• _Brief_
From the listing below, copy out every line where the word "Story" appears.

· · ·

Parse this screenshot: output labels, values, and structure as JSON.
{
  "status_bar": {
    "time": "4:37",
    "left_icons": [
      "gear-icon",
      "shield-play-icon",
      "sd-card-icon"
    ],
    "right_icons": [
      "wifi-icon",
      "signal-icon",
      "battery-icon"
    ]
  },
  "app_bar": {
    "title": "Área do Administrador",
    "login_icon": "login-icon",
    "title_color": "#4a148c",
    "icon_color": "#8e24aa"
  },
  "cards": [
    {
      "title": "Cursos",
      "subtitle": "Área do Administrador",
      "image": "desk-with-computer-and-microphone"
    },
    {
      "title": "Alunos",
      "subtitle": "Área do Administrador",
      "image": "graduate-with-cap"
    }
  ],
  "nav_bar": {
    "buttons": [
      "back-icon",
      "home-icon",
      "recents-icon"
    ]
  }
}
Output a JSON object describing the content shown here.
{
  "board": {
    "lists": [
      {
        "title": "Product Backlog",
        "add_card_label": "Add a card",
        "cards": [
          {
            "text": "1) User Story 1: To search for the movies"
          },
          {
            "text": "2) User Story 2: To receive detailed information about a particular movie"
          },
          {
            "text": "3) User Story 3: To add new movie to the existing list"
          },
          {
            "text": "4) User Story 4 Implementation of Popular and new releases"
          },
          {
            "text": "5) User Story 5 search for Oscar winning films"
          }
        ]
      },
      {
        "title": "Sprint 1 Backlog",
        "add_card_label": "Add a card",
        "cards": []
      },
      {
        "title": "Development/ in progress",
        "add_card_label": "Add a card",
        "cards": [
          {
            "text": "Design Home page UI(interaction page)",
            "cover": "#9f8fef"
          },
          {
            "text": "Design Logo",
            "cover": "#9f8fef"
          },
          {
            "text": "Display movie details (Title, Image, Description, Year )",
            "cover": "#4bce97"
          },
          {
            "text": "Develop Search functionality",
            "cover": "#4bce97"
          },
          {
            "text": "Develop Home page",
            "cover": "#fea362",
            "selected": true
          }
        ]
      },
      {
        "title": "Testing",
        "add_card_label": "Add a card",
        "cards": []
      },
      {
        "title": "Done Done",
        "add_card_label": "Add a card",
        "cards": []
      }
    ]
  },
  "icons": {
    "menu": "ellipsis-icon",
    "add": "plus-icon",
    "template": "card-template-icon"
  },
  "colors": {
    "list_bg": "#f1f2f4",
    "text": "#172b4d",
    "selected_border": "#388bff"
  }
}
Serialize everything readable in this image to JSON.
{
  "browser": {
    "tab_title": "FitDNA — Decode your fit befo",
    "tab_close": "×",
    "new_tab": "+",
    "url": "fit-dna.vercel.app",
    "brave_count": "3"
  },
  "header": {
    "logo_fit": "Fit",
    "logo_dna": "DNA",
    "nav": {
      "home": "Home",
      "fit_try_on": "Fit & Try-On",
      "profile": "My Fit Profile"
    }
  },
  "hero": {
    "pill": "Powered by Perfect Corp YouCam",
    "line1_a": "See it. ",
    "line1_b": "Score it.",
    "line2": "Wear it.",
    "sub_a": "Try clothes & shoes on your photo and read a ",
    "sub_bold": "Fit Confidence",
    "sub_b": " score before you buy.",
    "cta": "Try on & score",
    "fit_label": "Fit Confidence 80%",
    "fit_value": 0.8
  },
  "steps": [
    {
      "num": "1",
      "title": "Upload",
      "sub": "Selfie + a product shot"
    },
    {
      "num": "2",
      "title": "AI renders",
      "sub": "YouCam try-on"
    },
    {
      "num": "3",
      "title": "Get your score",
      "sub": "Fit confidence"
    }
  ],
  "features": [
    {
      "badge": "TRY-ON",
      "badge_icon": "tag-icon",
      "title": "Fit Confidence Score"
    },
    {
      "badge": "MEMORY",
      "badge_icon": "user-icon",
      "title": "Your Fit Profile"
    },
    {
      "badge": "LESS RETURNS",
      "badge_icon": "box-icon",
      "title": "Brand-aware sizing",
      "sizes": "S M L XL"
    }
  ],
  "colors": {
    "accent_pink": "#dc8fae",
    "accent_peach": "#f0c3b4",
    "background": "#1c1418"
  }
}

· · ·

• _Solution for this task_
            "text": "1) User Story 1: To search for the movies"
            "text": "2) User Story 2: To receive detailed information about a particular movie"
            "text": "3) User Story 3: To add new movie to the existing list"
            "text": "4) User Story 4 Implementation of Popular and new releases"
            "text": "5) User Story 5 search for Oscar winning films"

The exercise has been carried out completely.